1. Power lines: When returning home, walk around outside first; check for downed power lines, gas leaks and structural damage. Do not enter if you smell gas.
2. Water safety: Listen to local officials for reports if water is safe to drink/safe to use to prepare food.
3. Roads: Damaged/flooded roads may still be closed. Barricades are there for your protection. If you see a barricade, turn around.
4: Blackouts: Leave a light on so you'll know when your power returns. More athttp://ready.gov/blackouts.
5. Generators: NEVER use a generator inside, even with fans or open windows. Deadly levels of carbon monoxide can build up and linger.
1. Learn how to volunteer responsibly. Get the details here.
2. Want to donate? Cash is best; go through trusted organizations. Details here.

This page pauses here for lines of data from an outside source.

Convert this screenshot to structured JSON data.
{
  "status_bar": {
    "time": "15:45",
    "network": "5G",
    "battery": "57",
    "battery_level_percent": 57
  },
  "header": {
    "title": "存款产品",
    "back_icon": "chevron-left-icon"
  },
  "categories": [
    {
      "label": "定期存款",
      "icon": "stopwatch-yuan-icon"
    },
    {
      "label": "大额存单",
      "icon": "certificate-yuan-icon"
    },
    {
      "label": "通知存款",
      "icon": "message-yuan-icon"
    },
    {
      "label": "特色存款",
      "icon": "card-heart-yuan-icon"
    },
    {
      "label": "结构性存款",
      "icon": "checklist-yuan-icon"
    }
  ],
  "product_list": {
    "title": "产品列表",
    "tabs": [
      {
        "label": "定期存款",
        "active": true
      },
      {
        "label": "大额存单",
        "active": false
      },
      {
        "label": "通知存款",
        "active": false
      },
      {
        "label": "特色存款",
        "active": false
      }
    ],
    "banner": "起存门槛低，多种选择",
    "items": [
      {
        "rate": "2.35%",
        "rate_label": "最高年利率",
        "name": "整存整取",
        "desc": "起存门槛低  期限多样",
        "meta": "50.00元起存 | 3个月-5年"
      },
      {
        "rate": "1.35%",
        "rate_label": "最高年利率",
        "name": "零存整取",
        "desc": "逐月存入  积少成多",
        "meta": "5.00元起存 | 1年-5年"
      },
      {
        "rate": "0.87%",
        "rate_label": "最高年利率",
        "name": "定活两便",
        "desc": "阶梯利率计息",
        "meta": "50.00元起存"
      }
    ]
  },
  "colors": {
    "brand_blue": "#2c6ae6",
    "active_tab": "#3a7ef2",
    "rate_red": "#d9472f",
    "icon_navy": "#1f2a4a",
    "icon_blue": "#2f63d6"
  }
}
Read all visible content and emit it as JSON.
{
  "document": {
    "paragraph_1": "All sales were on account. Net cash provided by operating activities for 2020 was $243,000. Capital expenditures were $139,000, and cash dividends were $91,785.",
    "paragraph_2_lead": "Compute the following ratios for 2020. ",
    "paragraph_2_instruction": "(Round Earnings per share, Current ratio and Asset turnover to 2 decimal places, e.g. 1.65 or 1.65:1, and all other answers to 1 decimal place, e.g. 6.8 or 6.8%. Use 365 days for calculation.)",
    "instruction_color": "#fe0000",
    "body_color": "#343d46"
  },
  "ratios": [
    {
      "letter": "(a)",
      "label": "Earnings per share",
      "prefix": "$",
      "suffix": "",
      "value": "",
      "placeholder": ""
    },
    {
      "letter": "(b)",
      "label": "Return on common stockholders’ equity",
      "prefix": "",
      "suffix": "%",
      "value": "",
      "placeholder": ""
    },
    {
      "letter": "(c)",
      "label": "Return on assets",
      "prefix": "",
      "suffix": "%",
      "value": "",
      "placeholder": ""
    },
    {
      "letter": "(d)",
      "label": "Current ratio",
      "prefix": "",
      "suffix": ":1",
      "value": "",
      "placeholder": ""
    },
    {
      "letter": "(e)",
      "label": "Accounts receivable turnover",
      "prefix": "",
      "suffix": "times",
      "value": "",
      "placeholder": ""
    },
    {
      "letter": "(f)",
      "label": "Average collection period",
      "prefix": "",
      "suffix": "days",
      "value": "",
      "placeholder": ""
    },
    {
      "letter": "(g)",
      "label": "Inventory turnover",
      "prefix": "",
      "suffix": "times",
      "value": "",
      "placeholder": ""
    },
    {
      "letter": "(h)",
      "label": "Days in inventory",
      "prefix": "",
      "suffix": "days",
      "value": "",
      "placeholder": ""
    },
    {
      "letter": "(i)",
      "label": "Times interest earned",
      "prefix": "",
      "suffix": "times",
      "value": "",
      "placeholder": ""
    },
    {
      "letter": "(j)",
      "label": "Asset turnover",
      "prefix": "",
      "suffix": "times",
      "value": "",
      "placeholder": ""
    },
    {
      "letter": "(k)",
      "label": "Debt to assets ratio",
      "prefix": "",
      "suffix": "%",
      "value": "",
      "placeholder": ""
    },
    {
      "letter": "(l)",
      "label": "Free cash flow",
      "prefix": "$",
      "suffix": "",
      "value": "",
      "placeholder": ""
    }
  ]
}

3. Blood supply has been impacted. The Red Cross is seeking immediate blood and platelet donations! Make an appointment now.
4. Have a child that was scared by Sandy? Reduce their anxiety with this excellent interview with Elmo from Sesame Street on the radio.
91% of Americans believe it's important to be prepared for emergencies, but only 58% of households have taken any steps to prepare. As a member of The Coalition for National Preparedness, you're likely to be a part of the 58%. As a comment, share what you did to prepare for Sandy.
As a coalition member, you have access to great resources and many of you have a lot of experience preparing for and dealing with emergencies. Given the many digital technologies and social media outlets that allow us to communicate with our, neighbors, family and friends, share how you reached out to others and encouraged others to prepare by leaving a comment.
It's true, we can never be prepared enough. Each time we prepare for an event, we learn something new. Share what you learned in preparing and experiencing Sandy that will influence what you do or don't do in the future in regards to preparedness.